Members of the task force would include a mix of government officials and non-government employees. The task force would hold public hearings and coordinate the U.S. government's response to threats to freedom on the Web. Reps. Anna Eshoo (D-Calif.), Doris Matsui (D-Calif.) and Mike Honda (D-Calif.) are co-sponsors of the bill.
IN CASE YOU MISSED IT:
Lawmakers look to legalize cellphone unlocking: Numerous lawmakers, including Senate Judiciary Committee Chairman Patrick LeahyPatrick LeahySenate Dems rip GOP on immigration ruling Bernie Sanders’s awkward return to the Senate Senate heads toward internet surveillance fight MORE (D-Vt.), said on Tuesday that they want to pass legislation to legalize cellphone unlocking.
Sen. Ron WydenRon WydenObama official pledges 'adjustments' to controversial Medicare proposal Senate Dem blocks intelligence authorization over FBI surveillance A bipartisan bright spot we can’t afford to pass up: child welfare reform MORE (D-Ore.) was the first to introduce a bill on the topic, formally offering the Wireless Device Independence Act.
The actions come one day after the White House endorsed cellphone unlocking and said it would support "narrow legislative fixes" to legalize the practice.

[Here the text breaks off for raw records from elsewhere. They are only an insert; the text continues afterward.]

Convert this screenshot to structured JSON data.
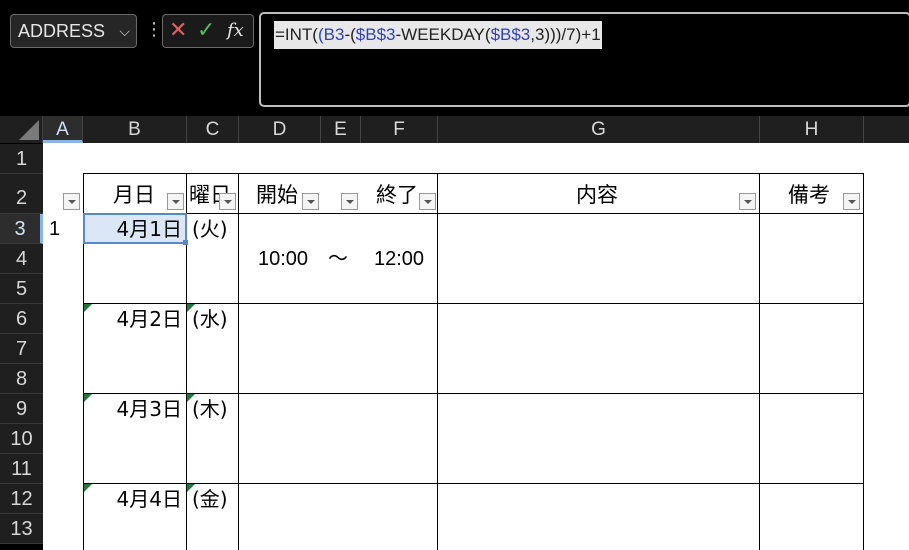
{
  "namebox": {
    "value": "ADDRESS",
    "chevron": "⌵"
  },
  "formula_bar": {
    "cancel_icon": "✕",
    "enter_icon": "✓",
    "fx_label": "fx",
    "formula_parts": [
      "=INT(",
      "(",
      "B3",
      "-(",
      "$B$3",
      "-WEEKDAY(",
      "$B$3",
      ",3)))/7)+1"
    ]
  },
  "columns": [
    "A",
    "B",
    "C",
    "D",
    "E",
    "F",
    "G",
    "H"
  ],
  "rows": [
    "1",
    "2",
    "3",
    "4",
    "5",
    "6",
    "7",
    "8",
    "9",
    "10",
    "11",
    "12",
    "13"
  ],
  "headers": {
    "date": "月日",
    "dow": "曜日",
    "start": "開始",
    "end": "終了",
    "content": "内容",
    "notes": "備考"
  },
  "cells": {
    "a3": "1",
    "time_start": "10:00",
    "tilde": "～",
    "time_end": "12:00"
  },
  "entries": [
    {
      "date": "4月1日",
      "dow": "(火)"
    },
    {
      "date": "4月2日",
      "dow": "(水)"
    },
    {
      "date": "4月3日",
      "dow": "(木)"
    },
    {
      "date": "4月4日",
      "dow": "(金)"
    }
  ],
  "colors": {
    "accent": "#8ab4e6",
    "selected_cell_fill": "#dbe7f7",
    "error_marker": "#1e7a3a"
  }
}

The White House made its statement in response to an online petition that gathered more than 114,000 signatures.
Google reveals data on secretive FBI subpoenas: Google revealed statistics on Tuesday about the number of secretive national security requests for user data it receives every year from the FBI.
The company said that for each of the past four years, it has received fewer than one thousand of the requests, known as National Security Letters. Those requests covered data on between 1,000 and 1,999 user accounts, except for 2010, when the requests covered between 2,000 and 2,999 accounts.
Despite wide support for high-skilled immigration reform, H-1B visas called into question: The merits of the H-1B temporary worker visa program were called into question during a Tuesday hearing on high-skilled immigration held by the House Judiciary Committee's Immigration subpanel.
While lawmakers and members of the witness panel all agreed that the existing immigration rules for highly skilled and educated workers are in need of reform, the hearing revealed that some skepticism remains over the H-1B visas.
Senate to hold FCC oversight hearing: The Senate Commerce, Science and Transportation Committee will hold a hearing next Tuesday afternoon to examine the policies of the Federal Communications Commission. All five commissioners are scheduled to testify.
Sen. Schumer: Congress won't pass stand-alone high-skill immigration bill: Sen. Charles SchumerCharles SchumerJuan Williams: GOP sounds the sirens over Trump Gun-control supporters plan next steps versus NRA This week: Senate showdown over gun control MORE (D-N.Y.) told an audience of technology lobbyists on Tuesday that Congress would not pass immigration legislation if it only deals with high-skilled workers.
"You will not get a bill unless there is a full immigration bill," Schumer said at a Capitol Hill event hosted by The Internet Association, a lobbying group representing Facebook, Google and other Web companies.
House to hold hearing on public safety network: The House Energy and Commerce subcommittee on Communications and Technology will hold a hearing next Thursday morning to examine the construction of the nationwide broadband network for first-responders.
Congress set aside radio frequencies and funding for the network, called FirstNet, as part of tax cut extension legislation last year. The network, which will allow first-responders from different agencies to communicate with one another, was one of the last outstanding recommendations of the 9/11 Commission.